--- Problem statement ---
Check each line below for the word "author", then please report how many lines have it and nothing more.

= Beginning of Section =

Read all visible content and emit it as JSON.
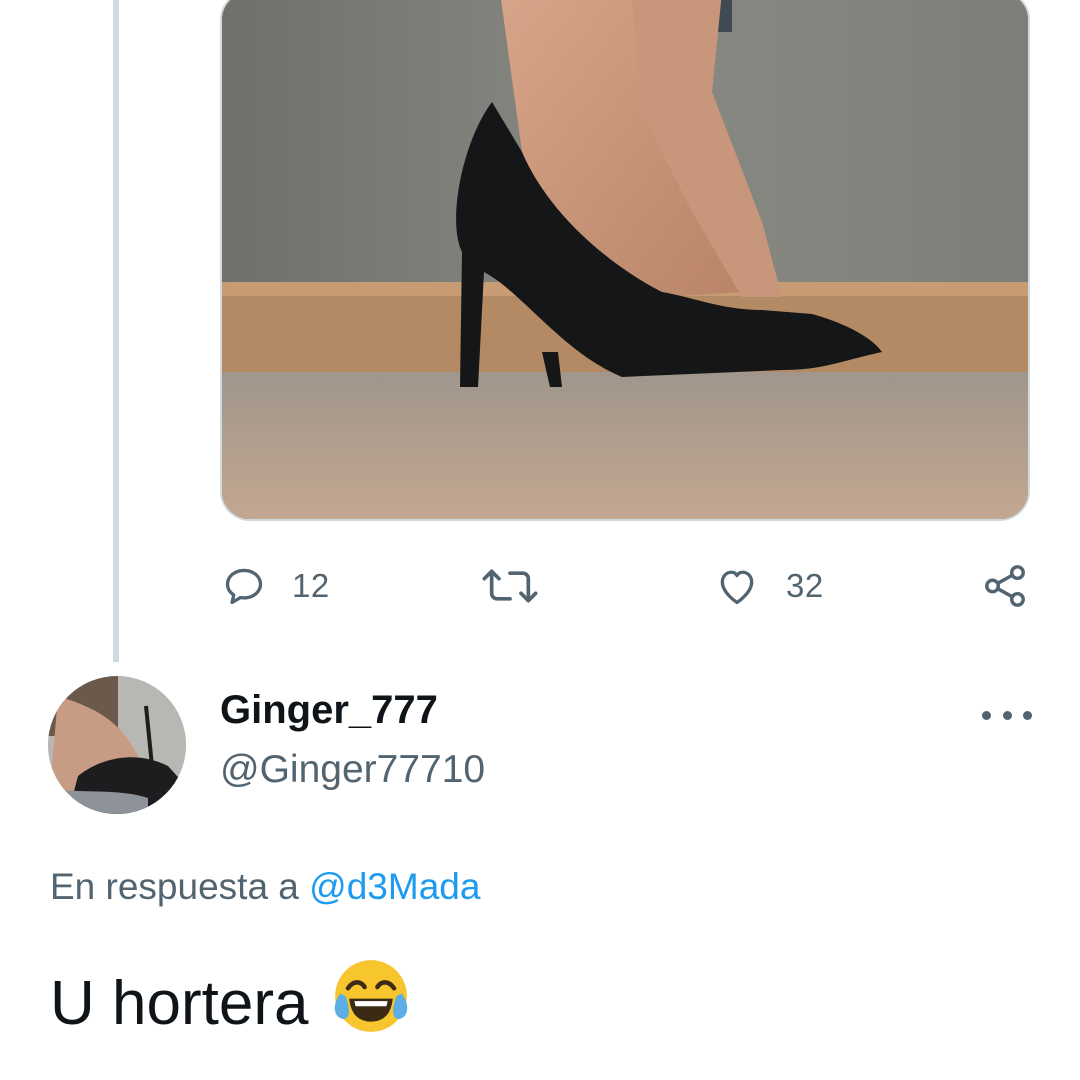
{
  "quoted_tweet": {
    "media_alt": "photo",
    "stats": {
      "replies": "12",
      "retweets": "",
      "likes": "32"
    },
    "icons": {
      "reply": "reply-bubble-icon",
      "retweet": "retweet-icon",
      "like": "heart-icon",
      "share": "share-icon"
    }
  },
  "reply": {
    "display_name": "Ginger_777",
    "handle": "@Ginger77710",
    "reply_prefix": "En respuesta a",
    "reply_mention": "@d3Mada",
    "text": "U hortera",
    "emoji": "face-with-tears-of-joy-icon"
  },
  "colors": {
    "secondary_text": "#536471",
    "primary_text": "#0f1419",
    "link": "#1d9bf0",
    "thread_line": "#cfd9de"
  }
}
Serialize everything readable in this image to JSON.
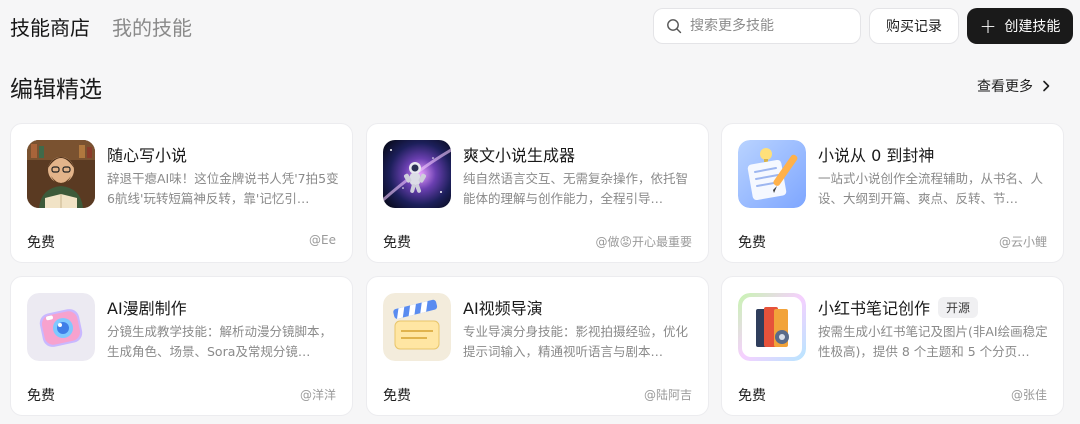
{
  "tabs": [
    {
      "label": "技能商店",
      "active": true
    },
    {
      "label": "我的技能",
      "active": false
    }
  ],
  "search": {
    "placeholder": "搜索更多技能"
  },
  "toolbar": {
    "purchase_label": "购买记录",
    "create_label": "创建技能"
  },
  "section": {
    "title": "编辑精选",
    "see_more": "查看更多"
  },
  "cards": [
    {
      "name": "随心写小说",
      "desc": "辞退干瘪AI味！这位金牌说书人凭'7拍5变6航线'玩转短篇神反转，靠'记忆引…",
      "price": "免费",
      "author": "@Ee",
      "icon": "storyteller-avatar-icon",
      "badge": ""
    },
    {
      "name": "爽文小说生成器",
      "desc": "纯自然语言交互、无需复杂操作，依托智能体的理解与创作能力，全程引导…",
      "price": "免费",
      "author": "@做😡开心最重要",
      "icon": "astronaut-galaxy-icon",
      "badge": ""
    },
    {
      "name": "小说从 0 到封神",
      "desc": "一站式小说创作全流程辅助，从书名、人设、大纲到开篇、爽点、反转、节…",
      "price": "免费",
      "author": "@云小鲤",
      "icon": "document-pen-icon",
      "badge": ""
    },
    {
      "name": "AI漫剧制作",
      "desc": "分镜生成教学技能：解析动漫分镜脚本，生成角色、场景、Sora及常规分镜…",
      "price": "免费",
      "author": "@洋洋",
      "icon": "camera-icon",
      "badge": ""
    },
    {
      "name": "AI视频导演",
      "desc": "专业导演分身技能：影视拍摄经验，优化提示词输入，精通视听语言与剧本…",
      "price": "免费",
      "author": "@陆阿吉",
      "icon": "clapperboard-icon",
      "badge": ""
    },
    {
      "name": "小红书笔记创作",
      "desc": "按需生成小红书笔记及图片(非AI绘画稳定性极高)，提供 8 个主题和 5 个分页…",
      "price": "免费",
      "author": "@张佳",
      "icon": "notebook-gear-icon",
      "badge": "开源"
    }
  ],
  "colors": {
    "accent_dark": "#1a1a1a",
    "page_bg": "#f6f6f7",
    "muted_text": "#8a8a8a"
  }
}
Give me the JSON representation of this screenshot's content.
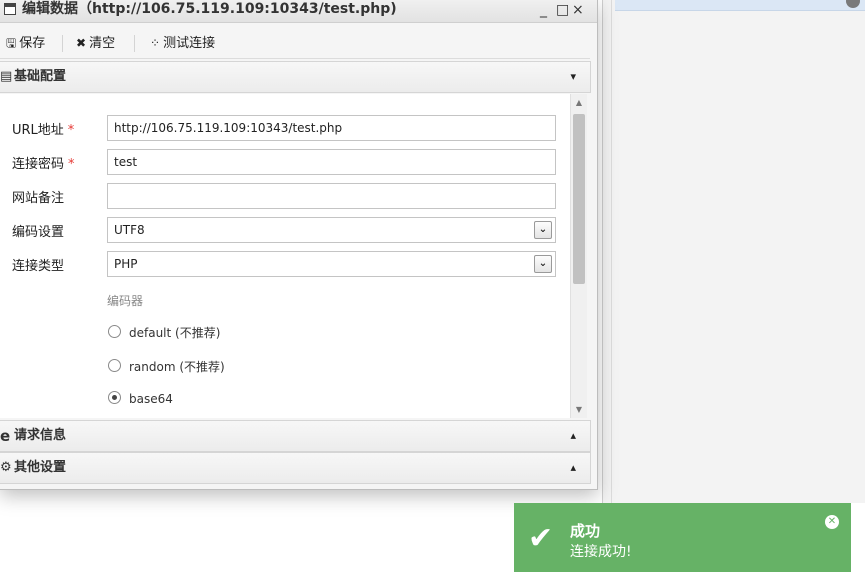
{
  "window": {
    "title": "编辑数据（http://106.75.119.109:10343/test.php)",
    "minimize": "_",
    "maximize": "□",
    "close": "×"
  },
  "toolbar": {
    "save_label": "保存",
    "clear_label": "清空",
    "test_label": "测试连接"
  },
  "sections": {
    "basic": {
      "label": "基础配置",
      "chevron": "⌄"
    },
    "request": {
      "label": "请求信息",
      "chevron": "⌃"
    },
    "other": {
      "label": "其他设置",
      "chevron": "⌃"
    }
  },
  "form": {
    "url": {
      "label": "URL地址",
      "value": "http://106.75.119.109:10343/test.php",
      "required": "*"
    },
    "password": {
      "label": "连接密码",
      "value": "test",
      "required": "*"
    },
    "note": {
      "label": "网站备注",
      "value": ""
    },
    "encoding": {
      "label": "编码设置",
      "value": "UTF8"
    },
    "type": {
      "label": "连接类型",
      "value": "PHP"
    },
    "encoder_group": "编码器",
    "encoders": [
      {
        "label": "default (不推荐)",
        "selected": false
      },
      {
        "label": "random (不推荐)",
        "selected": false
      },
      {
        "label": "base64",
        "selected": true
      }
    ]
  },
  "toast": {
    "title": "成功",
    "message": "连接成功!",
    "color": "#66b266"
  }
}
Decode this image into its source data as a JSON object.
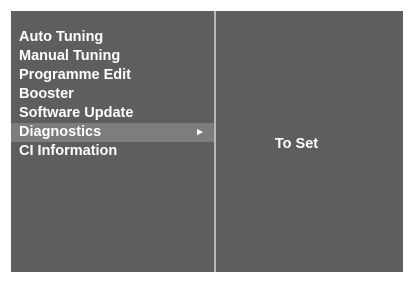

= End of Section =

--- Solution ---
6